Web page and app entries
========================================

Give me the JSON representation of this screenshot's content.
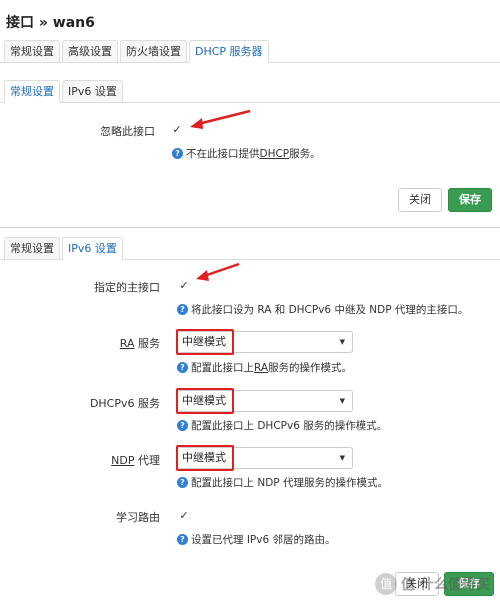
{
  "top": {
    "title": "接口 » wan6",
    "tabs": [
      "常规设置",
      "高级设置",
      "防火墙设置",
      "DHCP 服务器"
    ],
    "active_tab": "DHCP 服务器",
    "subtabs": [
      "常规设置",
      "IPv6 设置"
    ],
    "active_subtab": "常规设置",
    "ignore_interface": {
      "label": "忽略此接口",
      "checked": "✓",
      "hint_prefix": "不在此接口提供 ",
      "hint_link": "DHCP",
      "hint_suffix": " 服务。"
    },
    "buttons": {
      "close": "关闭",
      "save": "保存"
    }
  },
  "bottom": {
    "subtabs": [
      "常规设置",
      "IPv6 设置"
    ],
    "active_subtab": "IPv6 设置",
    "master": {
      "label": "指定的主接口",
      "checked": "✓",
      "hint": "将此接口设为 RA 和 DHCPv6 中继及 NDP 代理的主接口。"
    },
    "ra": {
      "label": "RA",
      "label_suffix": " 服务",
      "value": "中继模式",
      "hint_prefix": "配置此接口上 ",
      "hint_link": "RA",
      "hint_suffix": " 服务的操作模式。"
    },
    "dhcpv6": {
      "label": "DHCPv6 服务",
      "value": "中继模式",
      "hint": "配置此接口上 DHCPv6 服务的操作模式。"
    },
    "ndp": {
      "label": "NDP",
      "label_suffix": " 代理",
      "value": "中继模式",
      "hint": "配置此接口上 NDP 代理服务的操作模式。"
    },
    "learn_routes": {
      "label": "学习路由",
      "checked": "✓",
      "hint": "设置已代理 IPv6 邻居的路由。"
    },
    "buttons": {
      "close": "关闭",
      "save": "保存"
    },
    "watermark": "值 什么值得买"
  },
  "colors": {
    "accent": "#1e6bb8",
    "save": "#3a9b52",
    "highlight": "#e02020",
    "info": "#2f7ed8"
  }
}
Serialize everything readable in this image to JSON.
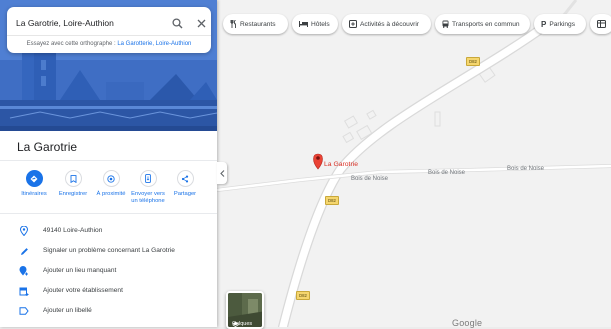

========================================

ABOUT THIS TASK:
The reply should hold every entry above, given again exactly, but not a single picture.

SOLUTION TO THIS PROBLEM:
Give me the JSON representation of this screenshot's content.
{
  "top": {
    "title": "接口 » wan6",
    "tabs": [
      "常规设置",
      "高级设置",
      "防火墙设置",
      "DHCP 服务器"
    ],
    "active_tab": "DHCP 服务器",
    "subtabs": [
      "常规设置",
      "IPv6 设置"
    ],
    "active_subtab": "常规设置",
    "ignore_interface": {
      "label": "忽略此接口",
      "checked": "✓",
      "hint_prefix": "不在此接口提供 ",
      "hint_link": "DHCP",
      "hint_suffix": " 服务。"
    },
    "buttons": {
      "close": "关闭",
      "save": "保存"
    }
  },
  "bottom": {
    "subtabs": [
      "常规设置",
      "IPv6 设置"
    ],
    "active_subtab": "IPv6 设置",
    "master": {
      "label": "指定的主接口",
      "checked": "✓",
      "hint": "将此接口设为 RA 和 DHCPv6 中继及 NDP 代理的主接口。"
    },
    "ra": {
      "label": "RA",
      "label_suffix": " 服务",
      "value": "中继模式",
      "hint_prefix": "配置此接口上 ",
      "hint_link": "RA",
      "hint_suffix": " 服务的操作模式。"
    },
    "dhcpv6": {
      "label": "DHCPv6 服务",
      "value": "中继模式",
      "hint": "配置此接口上 DHCPv6 服务的操作模式。"
    },
    "ndp": {
      "label": "NDP",
      "label_suffix": " 代理",
      "value": "中继模式",
      "hint": "配置此接口上 NDP 代理服务的操作模式。"
    },
    "learn_routes": {
      "label": "学习路由",
      "checked": "✓",
      "hint": "设置已代理 IPv6 邻居的路由。"
    },
    "buttons": {
      "close": "关闭",
      "save": "保存"
    },
    "watermark": "值 什么值得买"
  },
  "colors": {
    "accent": "#1e6bb8",
    "save": "#3a9b52",
    "highlight": "#e02020",
    "info": "#2f7ed8"
  }
}
Serialize everything readable in this image to JSON.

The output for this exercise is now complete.